Everybody who joined the Facebook group or named them online is in contempt of court. But they’re not to know the ins and outs of contempt law. Why should they? Even journalists can be a bit fuzzy on some of the laws, unless they regularly work on court reporting or in a specific field.
Most laws relating to contempt were created to ensure a fair trial; to ensure that no matter how horrific the crime, no matter how apparent the guilt, the defendant gets a fair, unprejudiced trial.
Much of the law (I’d imagine) around the Baby P case are to protect other children involved in the case, not the accused or the guilty. The law is surprisingly clear on this.
That was fine when print and broadcast were the only ways of getting your news. The judge made the order, the journalists would sometimes contest it, but if they failed then the information didn’t get printed or broadcast. Simple.
Today, it’s never been easier to join the jots, the access cache, and to publish the names (or other relevant information online). And the orders don’t apply to non-UK websites.
As the law stands, there’s been a lot of Contempt of Court committed around the Baby P case. But who should be served with any action? Facebook? Blogger? WordPress? Google? Forum administrators? Individual bloggers? Individual posters? All of the above? None of the above?
Libel and the internet may not be perfect, but in this regard the law is streets ahead of Contempt of Court and the internet. The Baby P case has demonstrated that it’s virtually impossible to enforce Contempt laws in an online world (although I wouldn’t go as far as saying its impossible to get a fair trial).
Clearly, the laws surrounding Contempt and a fair trial need an urgent and serious overhaul. Quite what that should involve will take a far better legal brain than I, and probably about 99% of the country, have.

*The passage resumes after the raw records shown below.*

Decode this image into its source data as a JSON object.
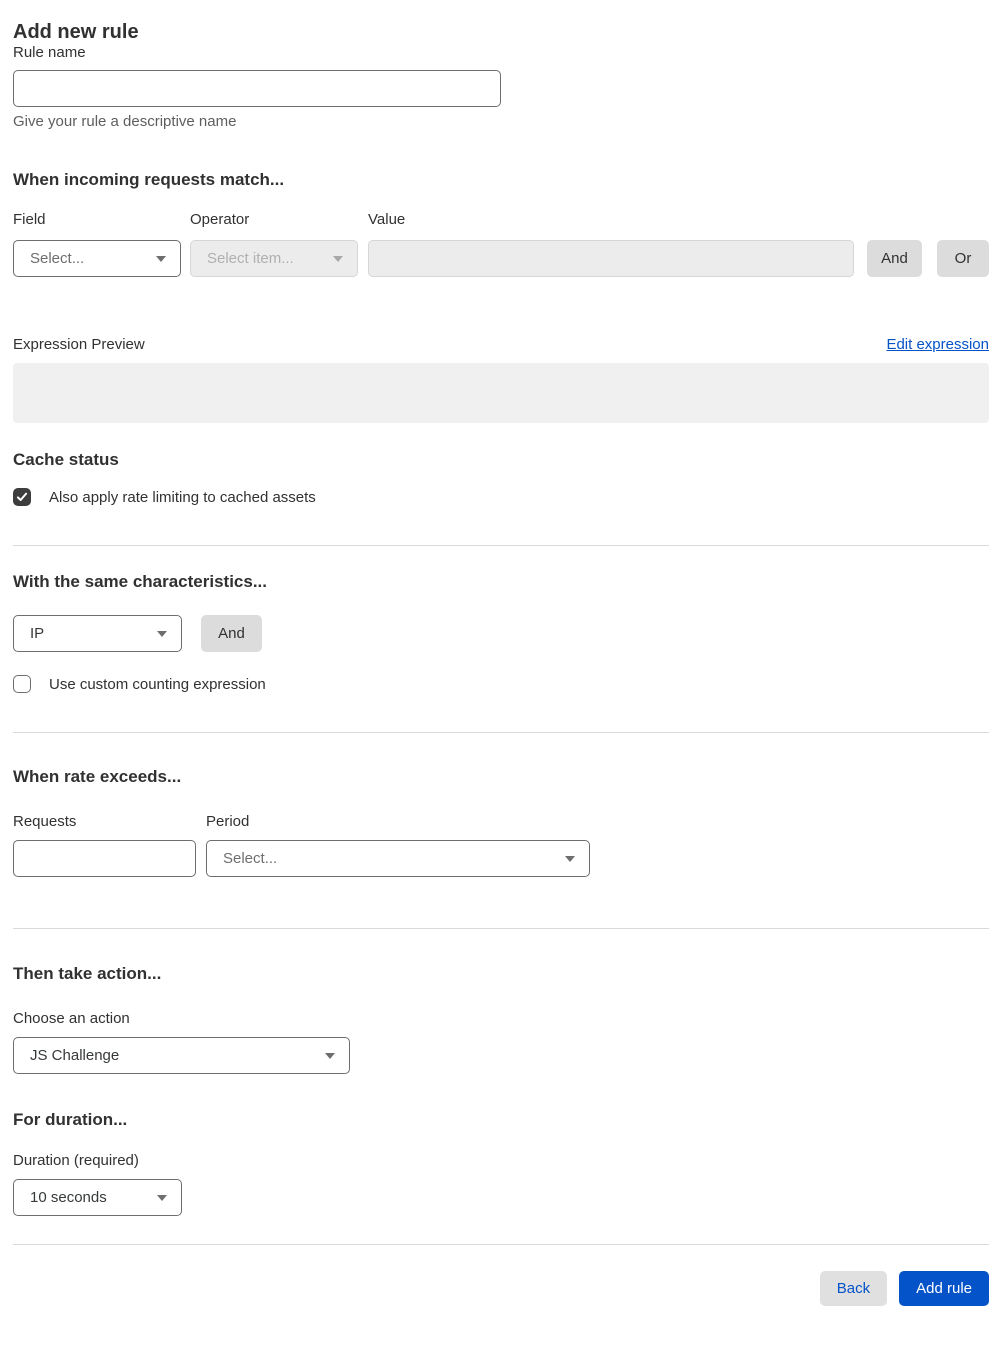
{
  "colors": {
    "accent_blue": "#0553c8",
    "heading_text": "#313131",
    "muted_text": "#5e5e5e",
    "divider": "#d9d9d9",
    "disabled_bg": "#ececec",
    "preview_bg": "#f0f0f0",
    "gray_button_bg": "#dcdcdc",
    "checkbox_checked_bg": "#3d3d3d"
  },
  "page": {
    "title": "Add new rule"
  },
  "rule_name": {
    "label": "Rule name",
    "value": "",
    "helper": "Give your rule a descriptive name"
  },
  "match": {
    "heading": "When incoming requests match...",
    "field_label": "Field",
    "field_value": "Select...",
    "operator_label": "Operator",
    "operator_value": "Select item...",
    "operator_disabled": true,
    "value_label": "Value",
    "value_value": "",
    "value_disabled": true,
    "and_button": "And",
    "or_button": "Or"
  },
  "expression": {
    "label": "Expression Preview",
    "edit_link": "Edit expression",
    "preview_text": ""
  },
  "cache_status": {
    "heading": "Cache status",
    "checkbox_label": "Also apply rate limiting to cached assets",
    "checkbox_checked": true
  },
  "characteristics": {
    "heading": "With the same characteristics...",
    "select_value": "IP",
    "and_button": "And",
    "checkbox_label": "Use custom counting expression",
    "checkbox_checked": false
  },
  "rate": {
    "heading": "When rate exceeds...",
    "requests_label": "Requests",
    "requests_value": "",
    "period_label": "Period",
    "period_value": "Select..."
  },
  "action": {
    "heading": "Then take action...",
    "label": "Choose an action",
    "select_value": "JS Challenge"
  },
  "duration": {
    "heading": "For duration...",
    "label": "Duration (required)",
    "select_value": "10 seconds"
  },
  "footer": {
    "back_button": "Back",
    "add_rule_button": "Add rule"
  }
}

 It’s (thankfully) been a VERY long time since I’ve had to deal with child cases and courts, my immediate guess was a Section 39, although as that doesn’t apply to dead children, it might be a different court order. Section 11? I’ll have to pick up my copy of McNae’s again here as I think I need to reacquaint myself with the assorted orders to do with children and young people.